His publications on theatrical performance and cross-cultural representation include: Racine: A Theatrical Reading (Oxford, OUP, 1991)
‘Racine and Shakespeare : a common language’, Comparative Literature Studies, 30 (1993), 253-268.
‘Tragédie et théâtralité dans la Psyché de Molière’, Le Nouveau Moliériste, 3 (1996-1997)
‘Orientalism subverted in Racine’s Bérénice and Bajazet’, in Eastern voyages, Western visions, ed. M. Topping (Oxford, Bern, New York: Peter Lang, 2004), pp. 91-112.
Emeritus Professor of French; Emeritus Fellow of The Queen's College
My research interests lie in the field of French literature of the eighteenth and nineteenth centuries. My research has focused in particular, and at different times, on the works of Voltaire, Stendhal, Zola, Maupassant, and Mallarmé. From 2009 to 2011 I held a Leverhulme Major Research Fellowship for a project entitled ‘Moses or Orpheus? The Poet as Lawgiver in Nineteenth-Century French Literature’, in which I set out to examine how poets and writers envisaged the role of the poet and the nature and function of the ‘poetic’ during the period. My book Unacknowledged Legislators: The Poet as Lawgiver in Post-Revolutionary France: Chateaubriand-Staël-Lamartine-Hugo-Vigny was published by Oxford University Press in April 2016, and I am now working on a sequel, to include discussion of Nerval, Baudelaire, Flaubert, Laforgue, Rimbaud, and Mallarmé, among others.

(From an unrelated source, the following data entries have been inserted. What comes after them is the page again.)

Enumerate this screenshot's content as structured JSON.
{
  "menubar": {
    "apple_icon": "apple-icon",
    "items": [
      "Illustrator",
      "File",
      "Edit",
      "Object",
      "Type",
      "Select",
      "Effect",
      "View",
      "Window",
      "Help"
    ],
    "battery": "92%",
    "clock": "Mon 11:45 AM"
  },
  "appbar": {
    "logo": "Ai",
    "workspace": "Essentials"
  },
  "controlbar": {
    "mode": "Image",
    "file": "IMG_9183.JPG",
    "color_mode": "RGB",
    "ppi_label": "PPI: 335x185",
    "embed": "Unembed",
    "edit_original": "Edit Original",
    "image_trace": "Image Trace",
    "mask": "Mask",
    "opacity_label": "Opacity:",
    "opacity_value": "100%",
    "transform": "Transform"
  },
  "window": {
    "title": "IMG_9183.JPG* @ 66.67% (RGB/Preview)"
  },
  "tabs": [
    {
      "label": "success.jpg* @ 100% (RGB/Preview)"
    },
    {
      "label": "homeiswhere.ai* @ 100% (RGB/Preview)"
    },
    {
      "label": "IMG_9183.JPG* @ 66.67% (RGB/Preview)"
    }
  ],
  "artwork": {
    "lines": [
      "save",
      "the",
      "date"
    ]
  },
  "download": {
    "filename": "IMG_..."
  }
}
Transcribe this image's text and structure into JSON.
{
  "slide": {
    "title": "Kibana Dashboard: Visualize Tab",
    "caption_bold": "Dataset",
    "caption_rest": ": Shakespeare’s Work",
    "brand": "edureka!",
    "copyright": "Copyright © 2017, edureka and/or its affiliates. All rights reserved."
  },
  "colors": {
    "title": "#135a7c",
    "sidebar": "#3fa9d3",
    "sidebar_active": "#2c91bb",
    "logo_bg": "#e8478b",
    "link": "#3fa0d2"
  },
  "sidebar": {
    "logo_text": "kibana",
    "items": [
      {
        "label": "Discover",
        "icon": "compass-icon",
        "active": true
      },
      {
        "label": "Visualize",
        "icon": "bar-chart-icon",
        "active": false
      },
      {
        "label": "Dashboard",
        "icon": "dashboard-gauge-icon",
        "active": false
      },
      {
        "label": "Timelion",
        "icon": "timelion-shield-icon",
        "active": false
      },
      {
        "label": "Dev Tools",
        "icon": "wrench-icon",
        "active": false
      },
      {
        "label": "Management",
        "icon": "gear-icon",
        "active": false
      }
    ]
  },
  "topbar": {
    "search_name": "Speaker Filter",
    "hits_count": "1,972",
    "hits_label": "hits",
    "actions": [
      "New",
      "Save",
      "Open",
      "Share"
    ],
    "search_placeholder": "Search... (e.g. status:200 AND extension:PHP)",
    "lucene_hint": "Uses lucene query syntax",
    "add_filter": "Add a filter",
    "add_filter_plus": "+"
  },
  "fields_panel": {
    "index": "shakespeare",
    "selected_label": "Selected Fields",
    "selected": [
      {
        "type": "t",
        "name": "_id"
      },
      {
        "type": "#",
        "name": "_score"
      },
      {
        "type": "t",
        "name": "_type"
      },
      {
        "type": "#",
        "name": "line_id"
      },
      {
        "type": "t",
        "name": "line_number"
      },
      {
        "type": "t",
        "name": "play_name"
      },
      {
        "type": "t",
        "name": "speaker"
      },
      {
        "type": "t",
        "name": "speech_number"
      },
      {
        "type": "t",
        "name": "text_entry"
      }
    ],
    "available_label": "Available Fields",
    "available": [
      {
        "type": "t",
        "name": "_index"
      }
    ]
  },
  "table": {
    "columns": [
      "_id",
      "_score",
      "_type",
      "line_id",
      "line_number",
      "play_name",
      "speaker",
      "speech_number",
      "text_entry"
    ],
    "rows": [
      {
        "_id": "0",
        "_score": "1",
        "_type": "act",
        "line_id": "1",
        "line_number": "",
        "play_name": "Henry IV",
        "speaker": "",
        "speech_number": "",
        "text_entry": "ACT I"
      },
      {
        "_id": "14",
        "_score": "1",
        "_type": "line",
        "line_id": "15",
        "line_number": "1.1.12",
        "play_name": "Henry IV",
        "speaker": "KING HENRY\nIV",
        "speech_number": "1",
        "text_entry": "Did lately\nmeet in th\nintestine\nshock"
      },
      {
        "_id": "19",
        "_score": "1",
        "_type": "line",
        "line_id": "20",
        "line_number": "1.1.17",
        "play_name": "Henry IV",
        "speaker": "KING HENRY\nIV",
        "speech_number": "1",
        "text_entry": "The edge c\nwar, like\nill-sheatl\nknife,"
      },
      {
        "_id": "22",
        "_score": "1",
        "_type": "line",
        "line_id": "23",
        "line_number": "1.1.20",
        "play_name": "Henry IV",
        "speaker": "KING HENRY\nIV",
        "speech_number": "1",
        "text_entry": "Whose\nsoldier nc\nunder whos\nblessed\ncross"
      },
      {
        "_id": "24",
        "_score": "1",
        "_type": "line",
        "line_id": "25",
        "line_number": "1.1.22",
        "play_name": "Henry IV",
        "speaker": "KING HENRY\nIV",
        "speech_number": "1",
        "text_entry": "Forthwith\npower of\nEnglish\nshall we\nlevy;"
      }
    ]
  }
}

JC Smith’s main field of interest is historical morphosyntax, and he has published widely on agreement, refunctionalization, deixis, and the evolution of case and pronoun systems, with particular reference to Romance, although he has also worked on other language families, including Germanic and Austronesian. He is Secretary of the International Society for Historical Linguistics, and is currently co-editing the Cambridge History of the Romance Languages. He is Co-Investigator (with Professor Martin Maiden) on the AHRC-funded research project ‘Autonomous morphology in diachrony: comparative evidence from the Romance languages’.
Richard Parish has worked on French seventeenth-century theatre (Racine: the limits of tragedy, 1993; editions of Bérénice, Phèdre, Le Tartuffe), comic fiction, and in particular on the writing of, or associated with, the Catholic Counter-Reformation. In addition to a book on the Lettres Provinciales (Pascal’s Lettres Provinciales: a study in polemic, 1989) and editions of La Bruyère (Dialogues sur le Quiétisme) and Voltaire / Condorcet (Eloge et Pensées de Pascal), he has recently published in book form the Bampton lectures which he delivered in 2009 (Catholic particularity in seventeenth-century France: Christianity is strange, 2011). He has recently worked on the Mémoires of Saint-Simon.

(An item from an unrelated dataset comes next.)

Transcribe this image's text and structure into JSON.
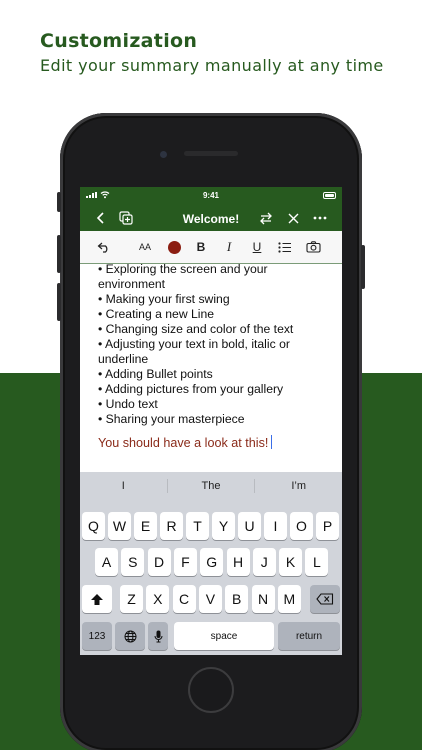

Adrianne Tooke’s interests include Flaubert, especially travel writing and connections with the visual arts. Also Benjamin Constant in the early 1800s and nineteenth-century literature of all kinds, especially the novel and prose poetry.